What is being asked:
Lines from the listing that hold the string "querySelector" are what you should return.

..........

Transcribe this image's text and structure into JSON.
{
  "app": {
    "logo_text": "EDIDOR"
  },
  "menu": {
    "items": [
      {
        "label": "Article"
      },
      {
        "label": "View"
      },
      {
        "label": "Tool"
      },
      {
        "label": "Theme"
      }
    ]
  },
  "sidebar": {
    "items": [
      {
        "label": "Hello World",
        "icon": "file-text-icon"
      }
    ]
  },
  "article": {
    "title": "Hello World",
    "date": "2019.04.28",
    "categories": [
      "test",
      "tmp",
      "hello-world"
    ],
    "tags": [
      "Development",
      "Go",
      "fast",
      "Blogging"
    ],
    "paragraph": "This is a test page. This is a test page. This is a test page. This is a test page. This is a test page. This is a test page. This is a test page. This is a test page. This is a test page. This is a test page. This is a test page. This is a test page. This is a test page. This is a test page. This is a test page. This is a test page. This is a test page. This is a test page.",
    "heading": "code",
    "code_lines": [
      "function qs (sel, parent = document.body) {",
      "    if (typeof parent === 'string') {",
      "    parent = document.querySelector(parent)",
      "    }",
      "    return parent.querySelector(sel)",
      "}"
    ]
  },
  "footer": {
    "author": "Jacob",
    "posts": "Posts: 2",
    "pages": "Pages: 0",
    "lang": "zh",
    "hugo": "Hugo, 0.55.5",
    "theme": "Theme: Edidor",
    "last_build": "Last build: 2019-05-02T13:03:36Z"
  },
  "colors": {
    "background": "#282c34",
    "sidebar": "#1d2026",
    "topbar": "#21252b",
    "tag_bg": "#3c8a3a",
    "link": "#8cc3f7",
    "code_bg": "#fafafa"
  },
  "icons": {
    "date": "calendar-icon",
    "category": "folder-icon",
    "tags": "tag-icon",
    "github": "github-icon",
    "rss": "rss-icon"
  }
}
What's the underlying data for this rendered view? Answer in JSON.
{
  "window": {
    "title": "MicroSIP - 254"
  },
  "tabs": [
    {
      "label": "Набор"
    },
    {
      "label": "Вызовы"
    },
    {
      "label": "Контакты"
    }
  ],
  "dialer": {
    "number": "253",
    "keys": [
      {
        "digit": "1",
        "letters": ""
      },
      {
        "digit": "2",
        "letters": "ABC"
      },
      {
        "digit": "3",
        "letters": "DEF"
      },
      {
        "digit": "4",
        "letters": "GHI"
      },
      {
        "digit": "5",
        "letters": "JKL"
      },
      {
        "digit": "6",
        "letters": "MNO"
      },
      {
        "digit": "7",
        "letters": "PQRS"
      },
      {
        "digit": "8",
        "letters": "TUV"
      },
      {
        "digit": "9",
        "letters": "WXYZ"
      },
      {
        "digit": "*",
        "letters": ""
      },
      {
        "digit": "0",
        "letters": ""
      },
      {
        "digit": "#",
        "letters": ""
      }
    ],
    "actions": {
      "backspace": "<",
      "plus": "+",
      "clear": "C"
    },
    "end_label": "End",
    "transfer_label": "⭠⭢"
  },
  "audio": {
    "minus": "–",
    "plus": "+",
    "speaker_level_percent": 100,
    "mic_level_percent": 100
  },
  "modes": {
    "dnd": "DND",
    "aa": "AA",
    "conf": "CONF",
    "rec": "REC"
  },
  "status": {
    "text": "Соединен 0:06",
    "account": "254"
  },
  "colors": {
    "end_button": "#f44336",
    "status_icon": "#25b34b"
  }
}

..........

Reply to the exercise:
      "    parent = document.querySelector(parent)",
      "    return parent.querySelector(sel)",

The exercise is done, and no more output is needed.